Fasnacht 2009 in Winterthur – Opening Ceremonies

This weekend we went to several activities in the Altstadt (old town) for the festival of Fasnacht (click on the link or see my previous blog for a more complete explination). It was wild and fun! If we are still lucky enough to live in Switzerland next year, we’ll definitely have to get dressed up ourselves.

On Friday night we met up with one of our other expat friends and her daughter (who is nearly the same age as our son), and went to the Narrenbaum Stellen – basically opening ceremonies. In Winterthur, a lot of the festival activities are based on music played by local marching bands. And the bands are excellent! All night we heard what seemed to be a few traditional Swiss favorites mixed in with a lot of rock songs from the US and UK. It was really neat. The babies loved the live music, and we were all getting a kick out of the utterly wild costumes.

When we first arrived, we met up with our friend Jo and wandered the Altstadt together until we stumbled upon a bizzare tradition – a large group of students (male) shaving next to one of the many fountains that you find int he Altstadt. They’d also covered the statue for this fountain (a nude woman) in shaving foam. I don’t think it is exactly related to Fasnacht, but according to what Jo could discern from one of the onlookers, the boys shave and then grow huge chops for the next few months and then have a big party. I remember a few months ago seeing a bunch of young men getting on the bus with thick sideburns wearing stove-pipe hats (just like Abraham Lincoln) and rather old-fashioned tuxes and suits. I guess this goes on more than once a year.

A few metres away from the fountain was a long line of more young guys – probably about 30 or so – all facing one direction, standing shoulder-to-shoulder, with shaving items at their feet, and a beer in hand. After some sort of speech and a cheer, the guys all chugged their beers, and started shaving. It was hilarious. Again, it probably really had little to do with Fasnacht.

Continue reading

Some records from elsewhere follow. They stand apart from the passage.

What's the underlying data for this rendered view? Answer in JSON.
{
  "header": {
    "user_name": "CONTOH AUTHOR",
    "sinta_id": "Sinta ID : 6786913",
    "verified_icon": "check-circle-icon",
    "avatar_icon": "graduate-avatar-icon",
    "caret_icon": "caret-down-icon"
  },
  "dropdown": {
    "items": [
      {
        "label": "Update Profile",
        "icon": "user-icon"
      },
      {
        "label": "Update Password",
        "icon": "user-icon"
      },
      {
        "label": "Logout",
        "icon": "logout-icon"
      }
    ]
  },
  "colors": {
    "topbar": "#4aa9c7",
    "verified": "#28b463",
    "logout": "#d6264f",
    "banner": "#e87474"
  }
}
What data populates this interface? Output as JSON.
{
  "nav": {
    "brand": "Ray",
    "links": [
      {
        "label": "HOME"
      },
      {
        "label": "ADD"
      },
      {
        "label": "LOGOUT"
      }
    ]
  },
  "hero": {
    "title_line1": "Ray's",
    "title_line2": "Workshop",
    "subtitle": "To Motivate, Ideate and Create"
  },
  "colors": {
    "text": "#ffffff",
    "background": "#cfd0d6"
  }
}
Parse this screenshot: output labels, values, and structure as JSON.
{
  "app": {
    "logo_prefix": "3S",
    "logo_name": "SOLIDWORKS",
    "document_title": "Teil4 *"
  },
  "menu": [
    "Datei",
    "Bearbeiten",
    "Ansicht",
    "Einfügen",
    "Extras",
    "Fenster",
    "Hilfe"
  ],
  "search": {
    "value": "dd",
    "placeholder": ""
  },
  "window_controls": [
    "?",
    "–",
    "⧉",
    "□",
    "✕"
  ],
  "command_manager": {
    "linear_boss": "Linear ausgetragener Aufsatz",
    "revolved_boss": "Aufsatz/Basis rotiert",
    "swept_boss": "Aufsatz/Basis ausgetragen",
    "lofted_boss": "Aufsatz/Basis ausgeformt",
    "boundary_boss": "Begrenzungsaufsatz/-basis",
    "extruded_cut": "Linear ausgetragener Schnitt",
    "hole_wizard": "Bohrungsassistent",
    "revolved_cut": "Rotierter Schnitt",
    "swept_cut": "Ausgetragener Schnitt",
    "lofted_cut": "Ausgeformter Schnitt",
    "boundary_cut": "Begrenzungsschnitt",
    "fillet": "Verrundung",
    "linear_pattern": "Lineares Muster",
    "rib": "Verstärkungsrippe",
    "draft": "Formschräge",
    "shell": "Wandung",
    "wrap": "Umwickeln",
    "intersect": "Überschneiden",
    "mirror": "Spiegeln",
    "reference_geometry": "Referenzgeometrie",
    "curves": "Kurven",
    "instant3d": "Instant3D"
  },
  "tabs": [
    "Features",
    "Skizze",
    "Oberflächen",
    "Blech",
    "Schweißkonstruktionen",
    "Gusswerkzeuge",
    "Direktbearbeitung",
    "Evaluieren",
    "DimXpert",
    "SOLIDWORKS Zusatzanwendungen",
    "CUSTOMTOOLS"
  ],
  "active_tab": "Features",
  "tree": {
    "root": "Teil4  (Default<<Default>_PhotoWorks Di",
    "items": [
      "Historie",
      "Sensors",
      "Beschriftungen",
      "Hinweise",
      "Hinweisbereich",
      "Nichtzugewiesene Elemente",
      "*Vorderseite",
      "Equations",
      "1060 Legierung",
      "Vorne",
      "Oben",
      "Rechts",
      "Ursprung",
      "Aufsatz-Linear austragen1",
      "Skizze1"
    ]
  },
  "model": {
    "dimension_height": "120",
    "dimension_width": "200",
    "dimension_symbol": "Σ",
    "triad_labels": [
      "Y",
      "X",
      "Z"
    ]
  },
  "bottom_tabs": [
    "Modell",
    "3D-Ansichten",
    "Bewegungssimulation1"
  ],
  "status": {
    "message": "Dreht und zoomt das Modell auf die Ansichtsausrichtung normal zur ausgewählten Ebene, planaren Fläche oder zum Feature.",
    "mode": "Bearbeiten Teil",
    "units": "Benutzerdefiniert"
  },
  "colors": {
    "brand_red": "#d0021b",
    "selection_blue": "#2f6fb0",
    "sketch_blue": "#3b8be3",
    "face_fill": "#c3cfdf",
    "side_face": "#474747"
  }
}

This weekend (uncluding a national holiday on Monday) our town is celebrating Fastnacht. It is sort of a combination of Carnivale (Mardi Gras, Fat Tuesday, whatever you want to call it, Halloween, and Groundhog Day. Everyone dresses up in very wild wierd costumes and there are parades and food and at the end of the festivities, a burning of the Böögg, who is basically an effigy of old man winter.

So far, we’ve attended the opening ceremonies on Friday night that we didn’t fully understand. It was loud, lots of live music and crazy bizarre costumes, but a lot of fun. I’ll post more about it next week once I get the pictures uploaded.

For now, you can learn more about the truly Swiss festival of Fastnacht here on Wikipedia.